Alchemy handled several beauty shots and several magical tricks. Maverick handled the LZ boy and Isaac’s living dead.
Can you tell us more about your collaboration with their VFX supervisors?
As always I like to work in a collaborative fashion, based on the director’s vision, we develop together the approach, the look of the VFX and follow with them the progress,I pushing them to hit the sweet spot, where we know we have the right look. As always all our VFX vendors are motivated and wanting to push the enveloppe to get the best result possible, regardless of the constraint of time and budget we had on this film.
The vendors are all around the world. How did you proceed to follow their work?
Vendors were all from MTL except for Maverick based in Toronto. To manage a multi-vendor show you need top notch coordination and my crew was spot on. Our workflow is Shotgun based, coordinated with all vendors tha submit playlists received on a daily basis with their notes addressed then we use cineSyncs to discuss the shots and all this filed in Shotgun. Thanks to Vicky Daneau, Yentle Ansay and Jason Tremblay my amazing production crew!
Which sequence or shot was the most complicated to create and why?
The character transformations took a lot of time and were amongst the last shots to be delivered.

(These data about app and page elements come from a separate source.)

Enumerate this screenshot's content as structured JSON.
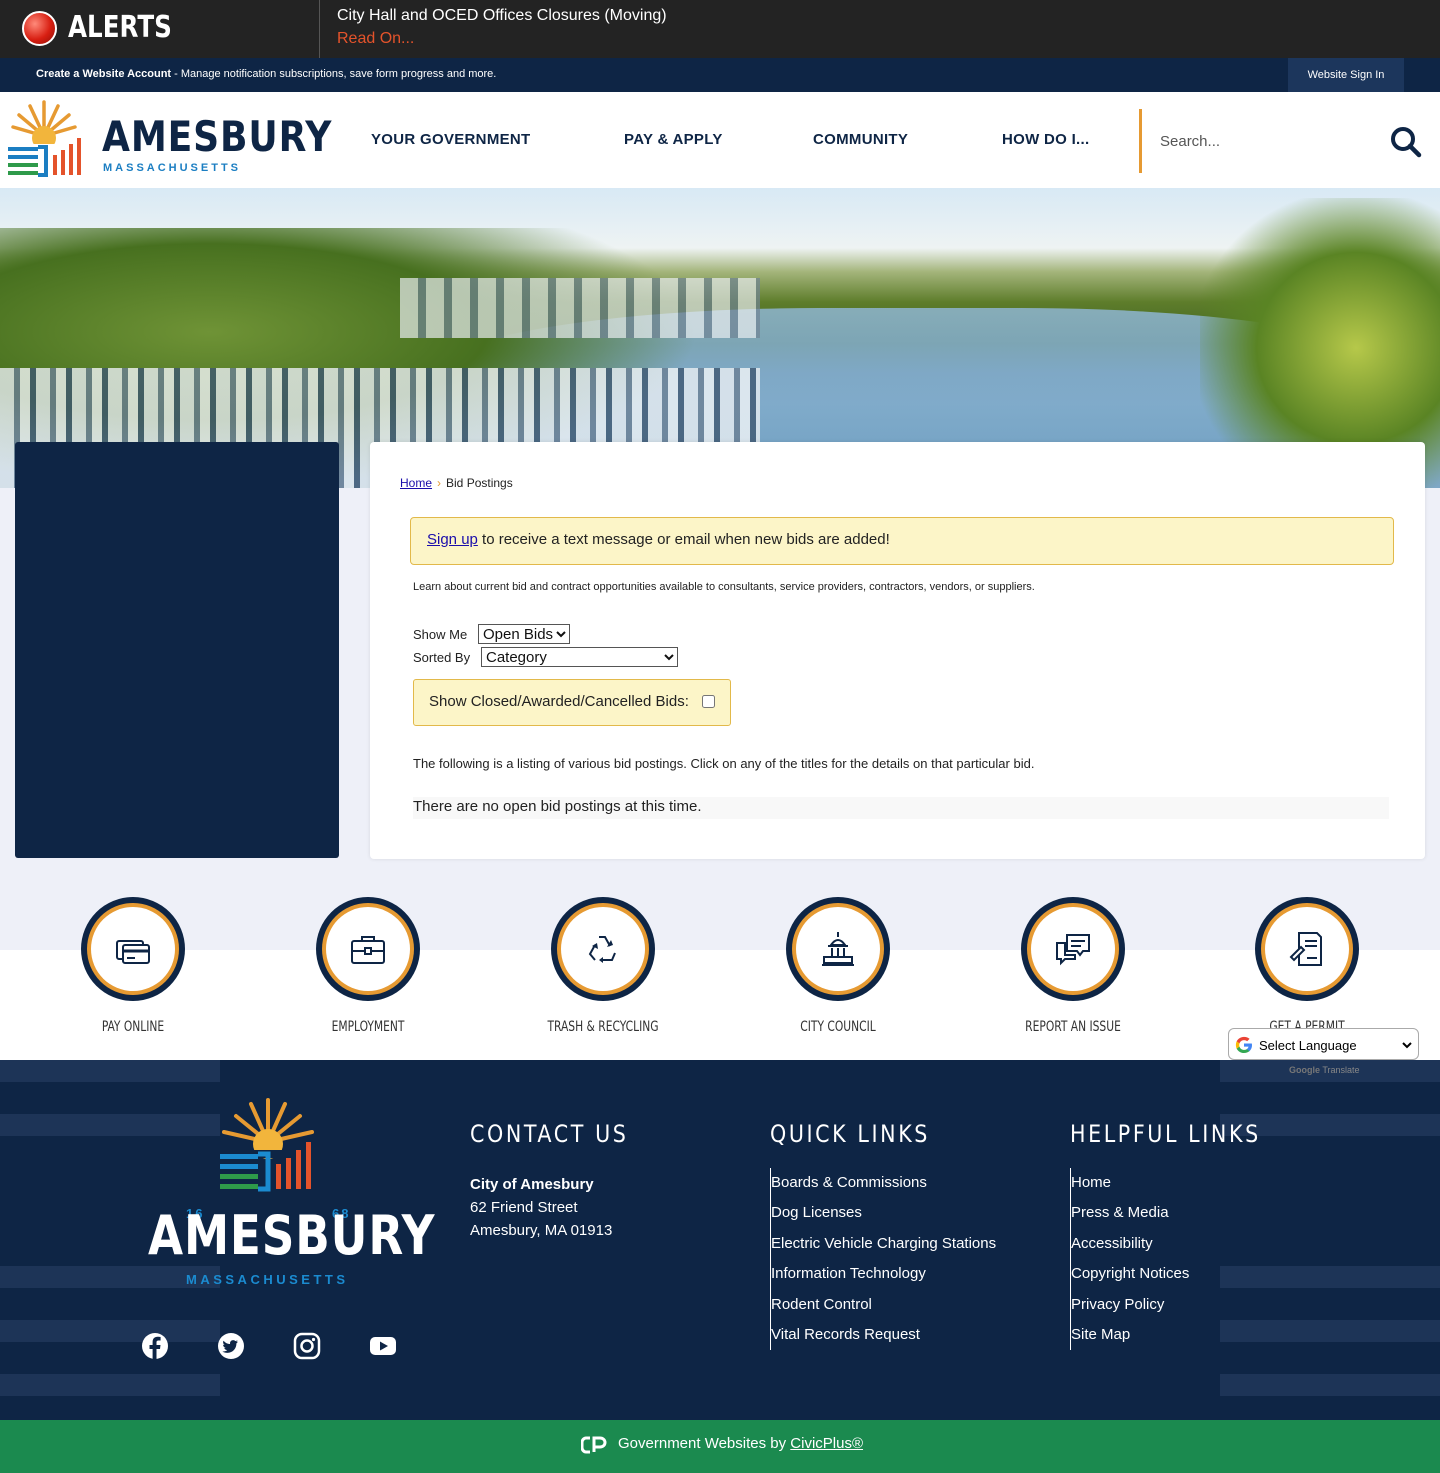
{
  "alerts": {
    "title": "ALERTS",
    "message": "City Hall and OCED Offices Closures (Moving)",
    "link": "Read On..."
  },
  "account_bar": {
    "create_label": "Create a Website Account",
    "create_desc": " - Manage notification subscriptions, save form progress and more.",
    "signin": "Website Sign In"
  },
  "header": {
    "brand": "AMESBURY",
    "sub": "MASSACHUSETTS",
    "nav": [
      "YOUR GOVERNMENT",
      "PAY & APPLY",
      "COMMUNITY",
      "HOW DO I..."
    ],
    "search_placeholder": "Search..."
  },
  "content": {
    "breadcrumb_home": "Home",
    "breadcrumb_current": "Bid Postings",
    "signup_link": "Sign up",
    "signup_text": " to receive a text message or email when new bids are added!",
    "learn_text": "Learn about current bid and contract opportunities available to consultants, service providers, contractors, vendors, or suppliers.",
    "show_me_label": "Show Me",
    "show_me_value": "Open Bids",
    "sorted_by_label": "Sorted By",
    "sorted_by_value": "Category",
    "closed_label": "Show Closed/Awarded/Cancelled Bids:",
    "listing_text": "The following is a listing of various bid postings. Click on any of the titles for the details on that particular bid.",
    "no_posts": "There are no open bid postings at this time."
  },
  "quick_links": [
    {
      "label": "PAY ONLINE",
      "icon": "credit-card-icon"
    },
    {
      "label": "EMPLOYMENT",
      "icon": "briefcase-icon"
    },
    {
      "label": "TRASH & RECYCLING",
      "icon": "recycle-icon"
    },
    {
      "label": "CITY COUNCIL",
      "icon": "capitol-building-icon"
    },
    {
      "label": "REPORT AN ISSUE",
      "icon": "chat-bubbles-icon"
    },
    {
      "label": "GET A PERMIT",
      "icon": "document-signature-icon"
    }
  ],
  "translate": {
    "select_label": "Select Language",
    "powered_by": "Google",
    "powered_suffix": " Translate"
  },
  "footer": {
    "brand": "AMESBURY",
    "sub": "MASSACHUSETTS",
    "year_left": "16",
    "year_right": "68",
    "contact_title": "CONTACT US",
    "contact_name": "City of Amesbury",
    "contact_street": "62 Friend Street",
    "contact_city": "Amesbury, MA 01913",
    "quick_title": "QUICK LINKS",
    "quick_links": [
      "Boards & Commissions",
      "Dog Licenses",
      "Electric Vehicle Charging Stations",
      "Information Technology",
      "Rodent Control",
      "Vital Records Request"
    ],
    "helpful_title": "HELPFUL LINKS",
    "helpful_links": [
      "Home",
      "Press & Media",
      "Accessibility",
      "Copyright Notices",
      "Privacy Policy",
      "Site Map"
    ],
    "social": [
      "facebook-icon",
      "twitter-icon",
      "instagram-icon",
      "youtube-icon"
    ]
  },
  "civic": {
    "text": "Government Websites by ",
    "link": "CivicPlus®"
  },
  "colors": {
    "navy": "#0e2545",
    "orange": "#e69a32",
    "green": "#1b8a4f",
    "alert_red": "#e4532b"
  }
}
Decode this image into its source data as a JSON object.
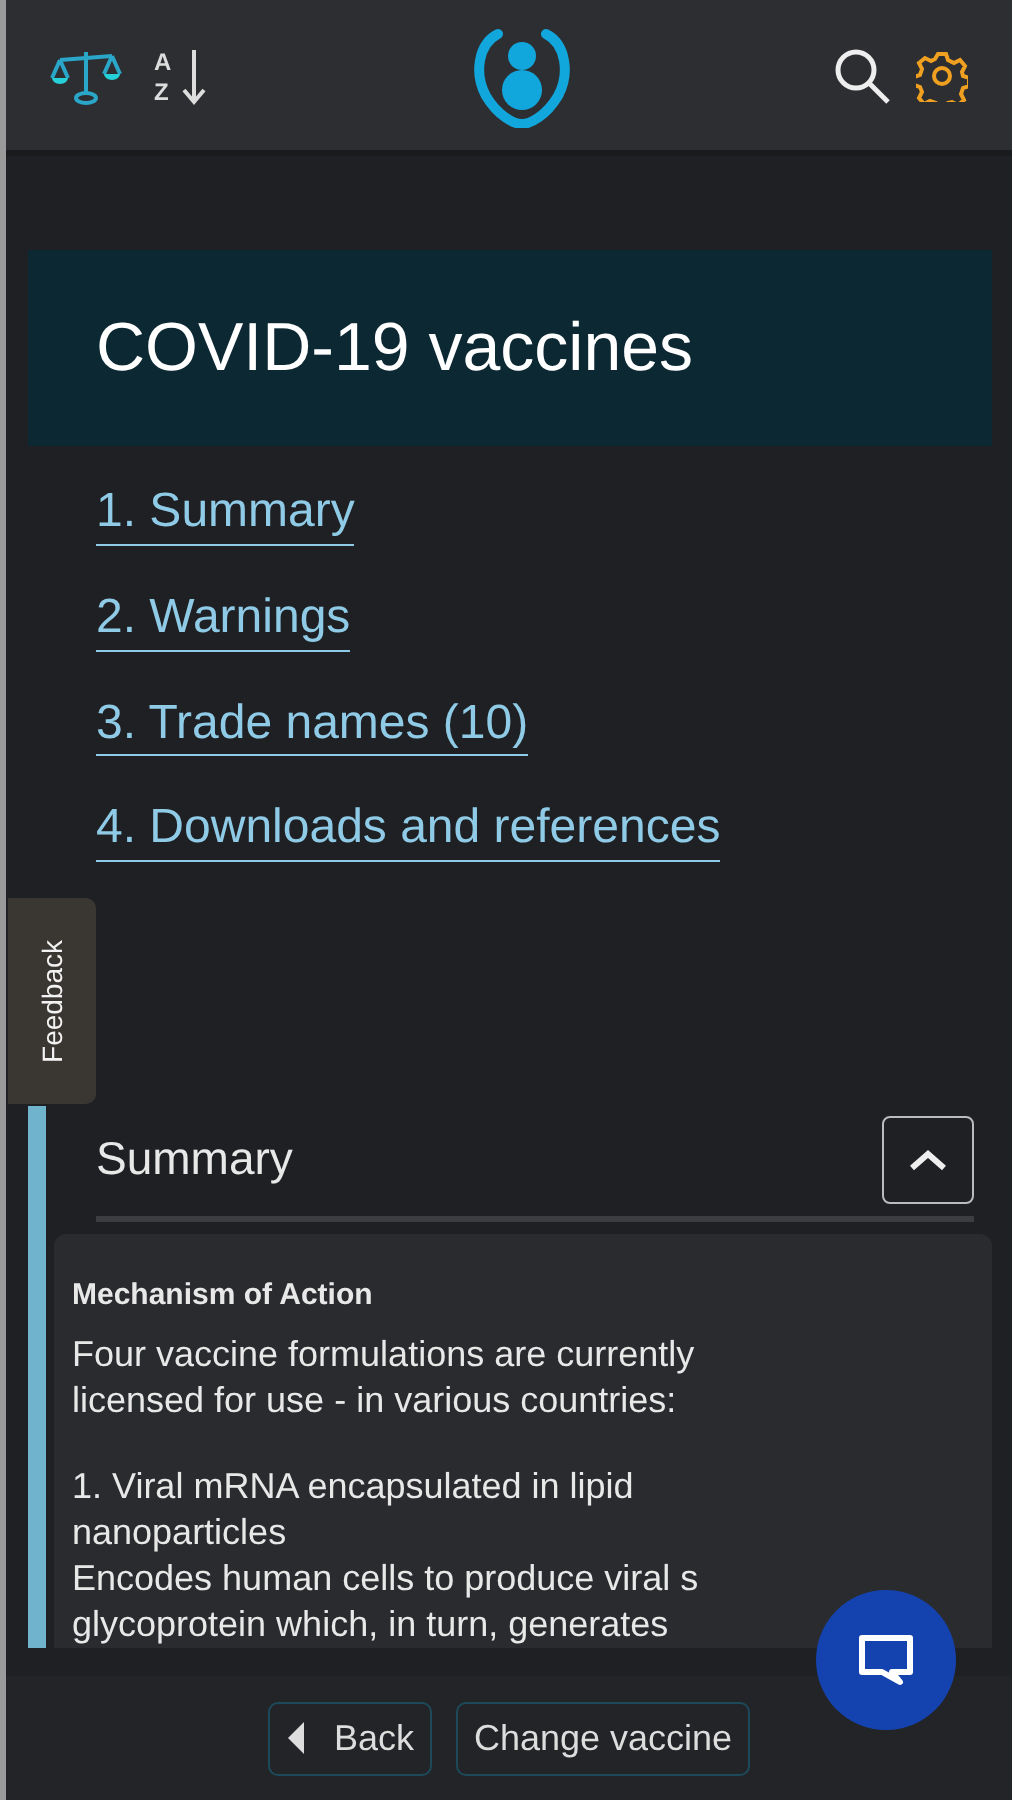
{
  "header": {
    "sort_letters": [
      "A",
      "Z"
    ]
  },
  "title": "COVID-19 vaccines",
  "links": [
    {
      "label": "1. Summary"
    },
    {
      "label": "2. Warnings"
    },
    {
      "label": "3. Trade names (10)"
    },
    {
      "label": "4. Downloads and references"
    }
  ],
  "feedback_tab": "Feedback",
  "section": {
    "title": "Summary",
    "expanded": true,
    "card": {
      "heading": "Mechanism of Action",
      "paragraphs": [
        [
          "Four vaccine formulations are currently",
          "licensed for use - in various countries:"
        ],
        [
          "1. Viral mRNA encapsulated in lipid",
          "nanoparticles",
          "Encodes human cells to produce viral s",
          "glycoprotein which, in turn, generates"
        ]
      ]
    }
  },
  "footer": {
    "buttons": [
      {
        "label": "Back",
        "kind": "back"
      },
      {
        "label": "Change vaccine",
        "kind": "plain"
      }
    ]
  }
}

The CG Griffin was the most technical beast of the show with simulations of the body leaves demanding horrendous amount of render not counting the fixes before it really worked!
Is there something specific that gives you some really short nights?
Not really I always sleep well! But during day time I circle around and pull my hair sometimes trying to find the right approach for complex shots.
What is your favorite shot or sequence?
I’m found of the photo-real stuffs such as the automatons and the book sequence.
I loved working on the crazy transitions!
What is your best memory on this show?
Having Eli Roth telling us that Steven Spielberg really likes the movie and what we were doing.
How long have you worked on this show?
Last minute call in from September 2017 to July 2018.
What’s the VFX shots count?
What was the size of your on-set team?
We were 4 on set with Annie Godin my VFX producer working from Mtl.
What is your next project?
I’m currently shooting THE AERONAUTS in London.
A big thanks for your time.
© Vincent Frei – The Art of VFX – 2018